Partner Victimization Violence and Relationship Changes in Young Men and Women Academic Article uri icon

abstract

  • © 2015, © The Author(s) 2015. Exposure to physical and psychological intimate partner violence, victimization (IPV) at age 18 has several consequences for relationships at age 23 among a diverse community-based sample of young people, transitioning to adulthood in Chicago (N = 276). We find exposure to physical IPV increases the likelihood of being single and not involved in relationships in the transition to adulthood among young women. Furthermore, we find evidence of both continuity and change in intimate violence exposure over the early life course. Young men who were exposed to physical and psychological violence at age 18 are likely to be involved in violent relationships compared with nonviolent relationships in young adulthood. However, some young women and men transition out of violent relationships by young adulthood, supporting patterns of change. Our findings of both relationship dissolution among women and relationship continuity in terms of further violence exposure among men warrant further policy consideration.

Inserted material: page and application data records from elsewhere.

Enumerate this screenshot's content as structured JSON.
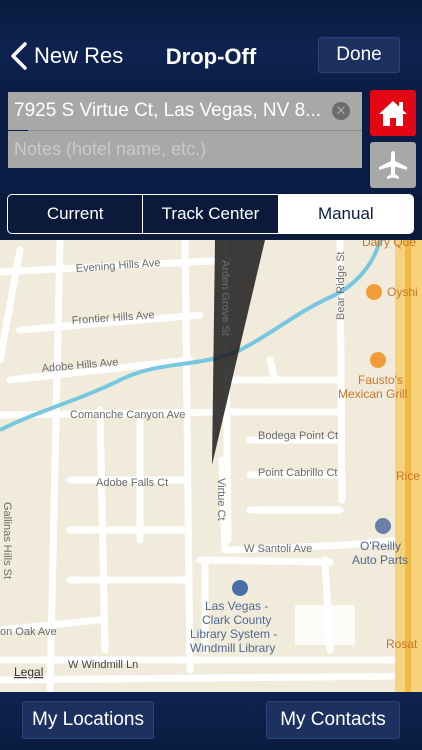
{
  "nav": {
    "back_label": "New Res",
    "title": "Drop-Off",
    "done_label": "Done"
  },
  "address": {
    "value": "7925 S Virtue Ct, Las Vegas, NV 8...",
    "notes_placeholder": "Notes (hotel name, etc.)"
  },
  "icons": {
    "home": "home-icon",
    "airport": "airplane-icon"
  },
  "segments": [
    {
      "label": "Current"
    },
    {
      "label": "Track Center"
    },
    {
      "label": "Manual"
    }
  ],
  "map_labels": {
    "evening_hills": "Evening Hills Ave",
    "frontier_hills": "Frontier Hills Ave",
    "adobe_hills": "Adobe Hills Ave",
    "comanche": "Comanche Canyon Ave",
    "adobe_falls": "Adobe Falls Ct",
    "bodega": "Bodega Point Ct",
    "cabrillo": "Point Cabrillo Ct",
    "virtue": "Virtue Ct",
    "arden": "Arden Grove St",
    "bear_ridge": "Bear Ridge St",
    "santoli": "W Santoli Ave",
    "windmill": "W Windmill Ln",
    "oak": "on Oak Ave",
    "hills_st": "Gallinas Hills St",
    "dairy": "Dairy Que",
    "oyshi": "Oyshi",
    "faustos": "Fausto's",
    "faustos2": "Mexican Grill",
    "oreilly": "O'Reilly",
    "oreilly2": "Auto Parts",
    "library1": "Las Vegas -",
    "library2": "Clark County",
    "library3": "Library System -",
    "library4": "Windmill Library",
    "rice": "Rice",
    "rosat": "Rosat",
    "legal": "Legal"
  },
  "colors": {
    "accent_red": "#e30613",
    "map_bg": "#f1ebdb",
    "water": "#76c7e0"
  },
  "bottom": {
    "locations_label": "My Locations",
    "contacts_label": "My Contacts"
  }
}
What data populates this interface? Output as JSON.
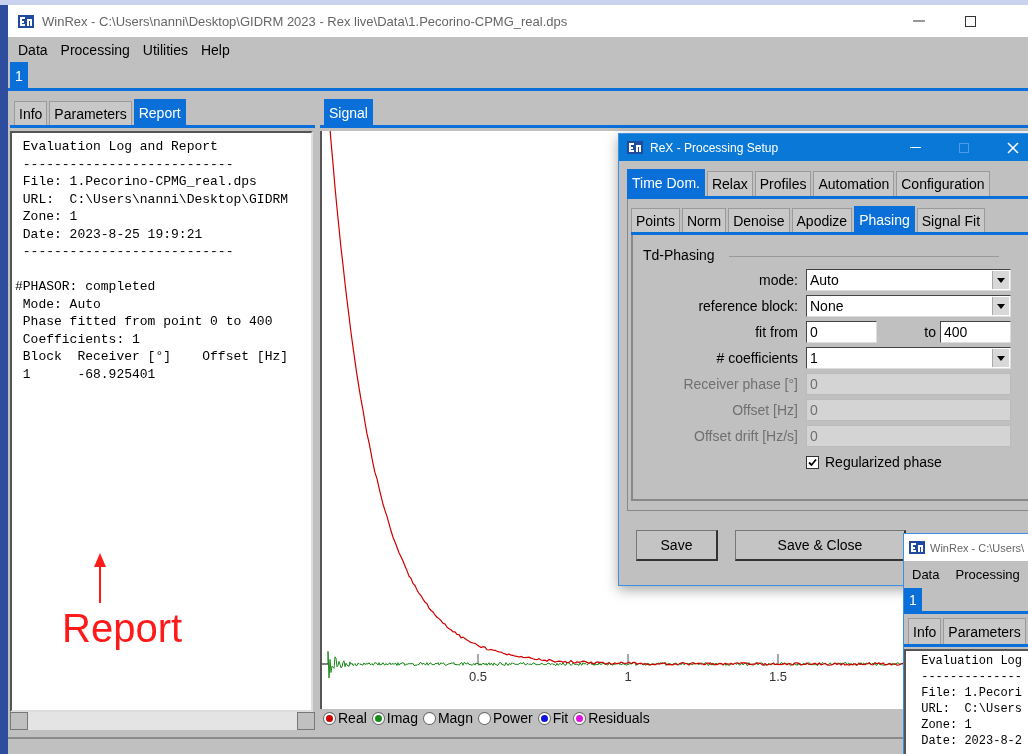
{
  "window": {
    "title": "WinRex - C:\\Users\\nanni\\Desktop\\GIDRM 2023 - Rex live\\Data\\1.Pecorino-CPMG_real.dps"
  },
  "menu": [
    "Data",
    "Processing",
    "Utilities",
    "Help"
  ],
  "document_tabs": [
    {
      "label": "1",
      "selected": true
    }
  ],
  "left_panel": {
    "tabs": [
      {
        "label": "Info",
        "selected": false
      },
      {
        "label": "Parameters",
        "selected": false
      },
      {
        "label": "Report",
        "selected": true
      }
    ],
    "report_blocks": [
      [
        " Evaluation Log and Report",
        " ---------------------------",
        " File: 1.Pecorino-CPMG_real.dps",
        " URL:  C:\\Users\\nanni\\Desktop\\GIDRM",
        " Zone: 1",
        " Date: 2023-8-25 19:9:21",
        " ---------------------------"
      ],
      [
        "#PHASOR: completed",
        " Mode: Auto",
        " Phase fitted from point 0 to 400",
        " Coefficients: 1",
        " Block  Receiver [°]    Offset [Hz]",
        " 1      -68.925401"
      ]
    ]
  },
  "signal_panel": {
    "tabs": [
      {
        "label": "Signal",
        "selected": true
      }
    ],
    "x_tick_labels": [
      "0.5",
      "1",
      "1.5"
    ],
    "legend": [
      {
        "label": "Real",
        "color": "#d00000"
      },
      {
        "label": "Imag",
        "color": "#1a8a1a"
      },
      {
        "label": "Magn"
      },
      {
        "label": "Power"
      },
      {
        "label": "Fit",
        "color": "#1010e0"
      },
      {
        "label": "Residuals",
        "color": "#e010e0"
      }
    ]
  },
  "annotation": {
    "text": "Report"
  },
  "processing_dialog": {
    "title": "ReX - Processing Setup",
    "tabs": [
      {
        "label": "Time Dom.",
        "selected": true
      },
      {
        "label": "Relax",
        "selected": false
      },
      {
        "label": "Profiles",
        "selected": false
      },
      {
        "label": "Automation",
        "selected": false
      },
      {
        "label": "Configuration",
        "selected": false
      }
    ],
    "subtabs": [
      {
        "label": "Points",
        "selected": false
      },
      {
        "label": "Norm",
        "selected": false
      },
      {
        "label": "Denoise",
        "selected": false
      },
      {
        "label": "Apodize",
        "selected": false
      },
      {
        "label": "Phasing",
        "selected": true
      },
      {
        "label": "Signal Fit",
        "selected": false
      }
    ],
    "group": "Td-Phasing",
    "fields": [
      {
        "kind": "dropdown",
        "label": "mode:",
        "value": "Auto",
        "disabled": false
      },
      {
        "kind": "dropdown",
        "label": "reference block:",
        "value": "None",
        "disabled": false
      },
      {
        "kind": "range",
        "label": "fit from",
        "value": "0",
        "to_label": "to",
        "to_value": "400",
        "disabled": false
      },
      {
        "kind": "dropdown",
        "label": "# coefficients",
        "value": "1",
        "disabled": false
      },
      {
        "kind": "text",
        "label": "Receiver phase [°]",
        "value": "0",
        "disabled": true
      },
      {
        "kind": "text",
        "label": "Offset [Hz]",
        "value": "0",
        "disabled": true
      },
      {
        "kind": "text",
        "label": "Offset drift [Hz/s]",
        "value": "0",
        "disabled": true
      }
    ],
    "checkbox": {
      "label": "Regularized phase",
      "checked": true
    },
    "buttons": [
      "Save",
      "Save & Close"
    ]
  },
  "second_window": {
    "title": "WinRex - C:\\Users\\",
    "menu": [
      "Data",
      "Processing"
    ],
    "document_tabs": [
      {
        "label": "1",
        "selected": true
      }
    ],
    "tabs": [
      {
        "label": "Info",
        "selected": false
      },
      {
        "label": "Parameters",
        "selected": false
      }
    ],
    "report_lines": [
      " Evaluation Log",
      " --------------",
      " File: 1.Pecori",
      " URL:  C:\\Users",
      " Zone: 1",
      " Date: 2023-8-2"
    ]
  }
}
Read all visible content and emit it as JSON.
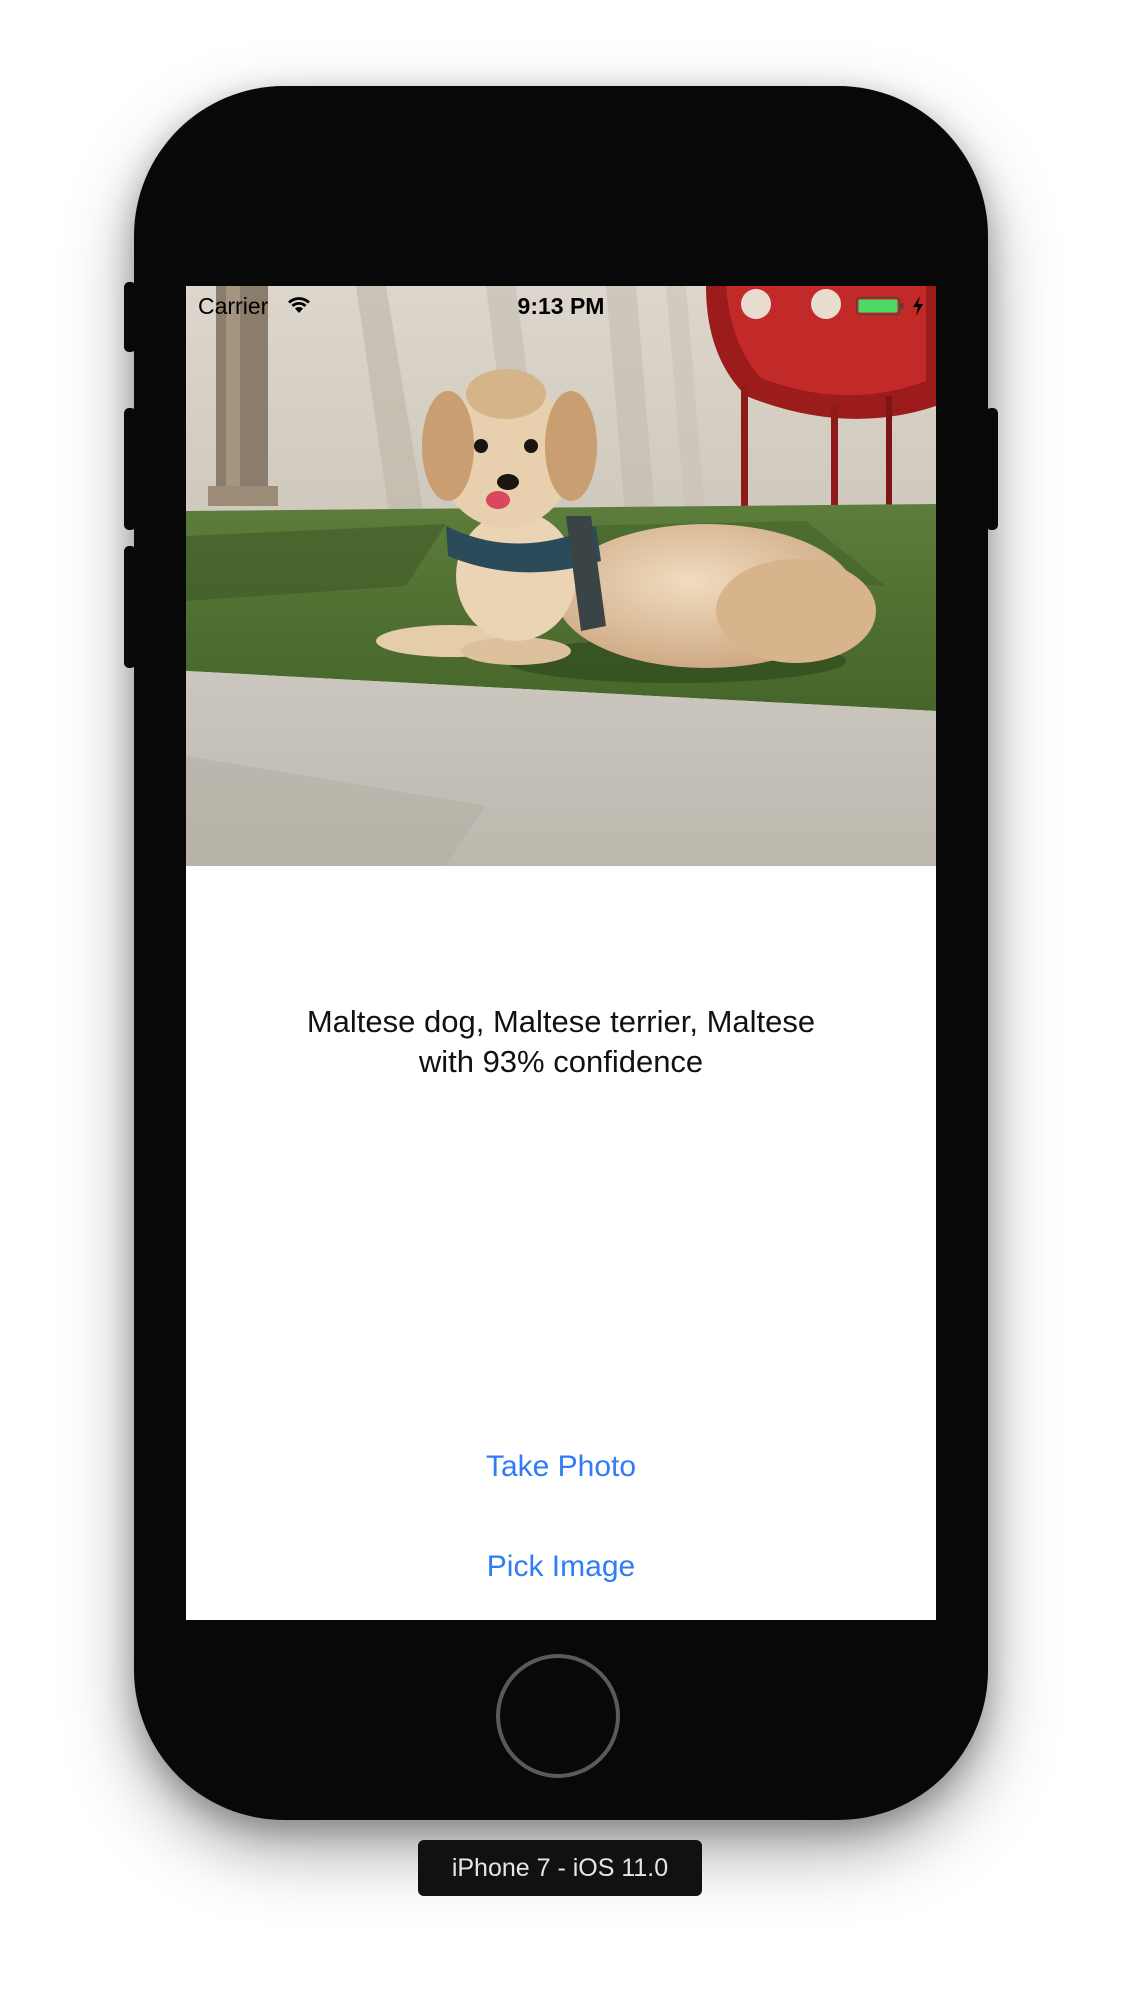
{
  "status_bar": {
    "carrier": "Carrier",
    "time": "9:13 PM",
    "battery_color": "#4cd964",
    "icons": [
      "wifi-icon",
      "battery-icon",
      "charging-icon"
    ]
  },
  "photo": {
    "subject": "dog-photo"
  },
  "result": {
    "line1": "Maltese dog, Maltese terrier, Maltese",
    "line2": "with 93% confidence"
  },
  "buttons": {
    "take_photo": "Take Photo",
    "pick_image": "Pick Image"
  },
  "colors": {
    "accent": "#2f7cf6",
    "device_body": "#080808"
  },
  "device_label": "iPhone 7 - iOS 11.0"
}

author list (cited authors)

  • Foster, H., & Brooks-Gunn, J.

publication date

  • January 1, 2015 11:11 AM